night driving glasses,night sunglasses driving
Most of the eyewear marketed as night sunglasses features amber or yellow lenses with anti-reflective coating. The yellow tint reduces the amount of blue light that is transmitted through the eye. These lenses are actually recommended for daytime driving use in hazy or foggy conditions.
Warnings About Night-Time Use of Sunglasses
Nearly every reliable source in the eye-care industry warns strongly against the wearing of sunglasses for night driving. The Sunglass Association of America, states: “So-called night-driving glasses are generally amber-tinted eyewear meant to reduce the glare of oncoming headlights. While they may make the driver feel more comfortable, they also reduce the wearer’s visibility….” Many studies have shown that “night-driving lenses” do not improve night-vision, and some have suggested that such lenses actually impair visual performance and make it more difficult for the eyes to compensate for glare.In 1997, Nationwide Syndications, Inc., was brought before the Federal Trade Commission because of their marketing of a product called “NightSafe Glasses,” which were shown not to be so very safe at night. The distributor had to pay a $125,000 fine and was restricted from using any name for its eyewear products that might indicate that they made night-time driving safer.
According to several sources, yellow-tinted lenses do not filter out enough light to be effective against headlight glare. UV protection claims are not valid for night-time driving, as the absence of sunlight means that there is no UV light to filter out. Similarly, polarized lenses are not advantageous at night, as night-time glare is not polarized like daytime, sunlight glare.
How to Improve Night Driving Vision
•Make sure that your windscreen is clean and streak-free on both the inside and outside surfaces. Particles of dust and dirt cause light waves to scatter, causing a halo-effect, and making glare seem worse.
•Make sure that any glasses that you are wearing are clean on both surfaces.
•Lenses worn at night should be clear and should have an anti-reflective coating applied to the lenses, as anti-reflective coatings can help combat internal reflections (which can contribute to the “halo effect”) and they increase the flow of light through the lens to the eye.
•Make certain that your headlights are clean and properly aligned so that they do not create an undesirable glare in front of you.
•Have a complete eye examination so that your ophthalmologist or optometrist can rule out cataracts or night myopia. If you have night myopia, your eye care practitioner can recommend the proper prescription lenses to correct your night vision and make night driving safer for you.
It is an all too common misconception that yellow tinted or yellow polarized night driving glasses are beneficial for night time driving. The thought is, the yellow or amber color reduces glare and improves contrast. However, in reality, when driving at night or dusk in already limited lighting conditions, ANY tint further reduces the amount of light transmitted to the eye, and consequently, further impairs vision. The problem is compounded as the yellow tint gives the wearer the impression they are seeing better, when in fact the reverse is actually true.

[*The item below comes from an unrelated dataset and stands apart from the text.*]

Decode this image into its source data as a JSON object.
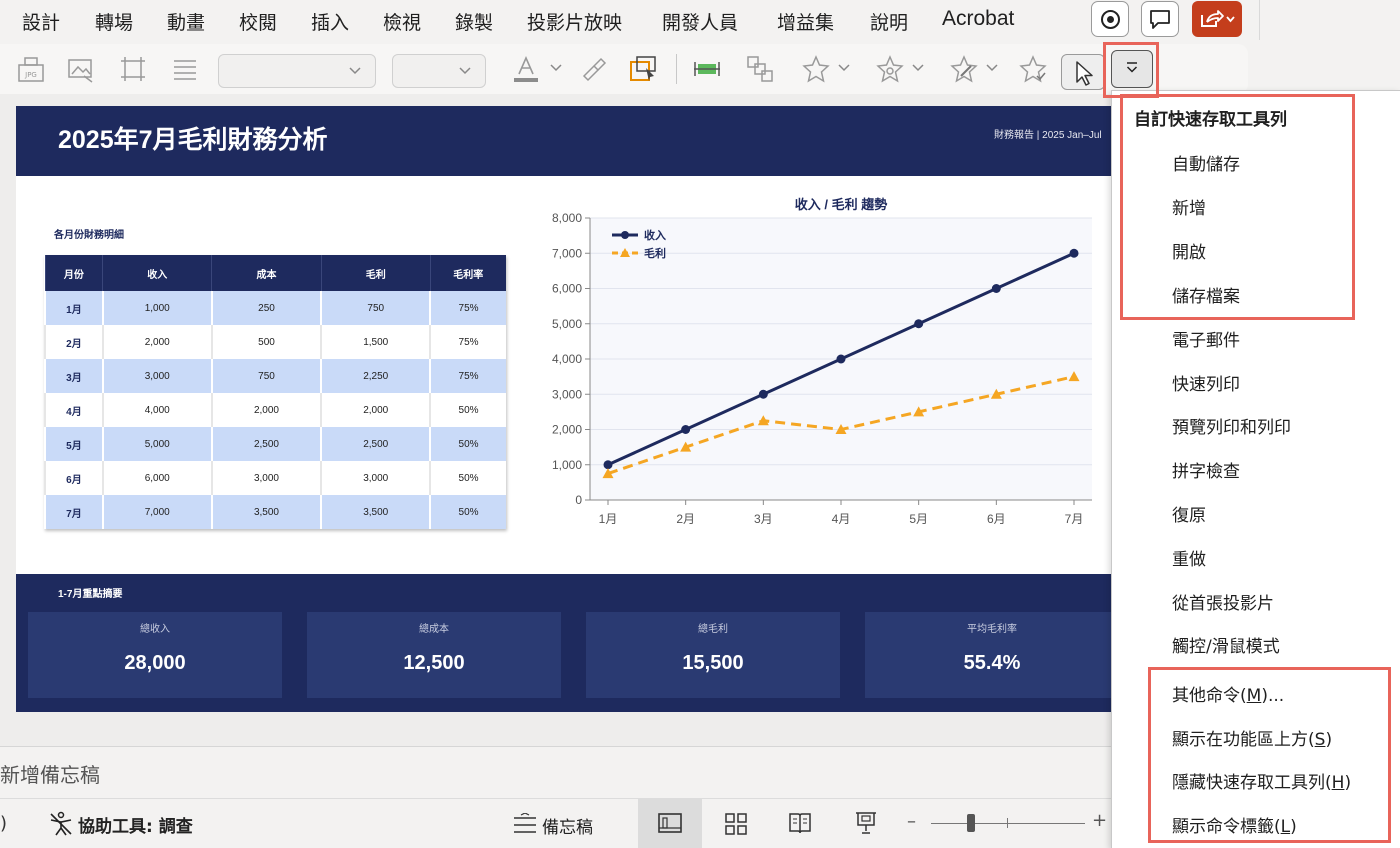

“Yellow ‘Night Driving’ lenses have been shown to provide no benefit in seeing ability at night. They are even hazardous, because they give the driver a feeling of seeing better, which no one has yet been able to explain. Studies have shown that they actually impair visual performance and retard glare recovery. Many promoters have made unfounded claims for the ability of amber to improve night vision. They have employed mass solicitation, usually by mail. The Federal Trade Commission has correctly ruled that such practices are illegal since the lenses do not perform as claimed.” – Forensic Aspects of Vision and Highway Safety”, Merrill J. Allen, O.D., Ph.D., Et al.
While yellow lenses can be effective for foggy or hazy daylight conditions, they are not effective against headlight glare and should not be worn at dusk or night. If glare from headlights is a problem, the first step should be a thorough eye examination, as this could be an early indication of cataracts or other medical conditions.
“So-called night driving glasses are generally amber tinted eyewear meant to reduce the glare of oncoming headlights. While they may make the driver feel more comfortable, they also reduce the wearers visibility of the darker portions of the roadway.” – Sunglass Association of America
The best option for night time driving is a pair of spectacles with clear lenses and an AR coating. The AR coating is beneficial in two ways. First, it minimizes internal reflections within the lenses, reducing halo problems, and second, it increases the transmittance of light through the lens to the eye. However, it is important to note, if a patient does not normally wear spectacles, AR coated lenses, or any other type of night driving glasses will not improve night vision, as AR coatings only minimize aberrations that are inherent in ophthalmic lenses and night driving glasses will simply serve to introduce those abberations to the wearer’s vision.
Tips for optimal night time driving vision:
- Make sure eyes are examined regularly
- Always wear an up-to-date prescription
- Lenses worn should be clear with an AR coating
- Ensure lenses are clean
- Ensure windshield is clean
- Ensure headlights are clean and properly aligned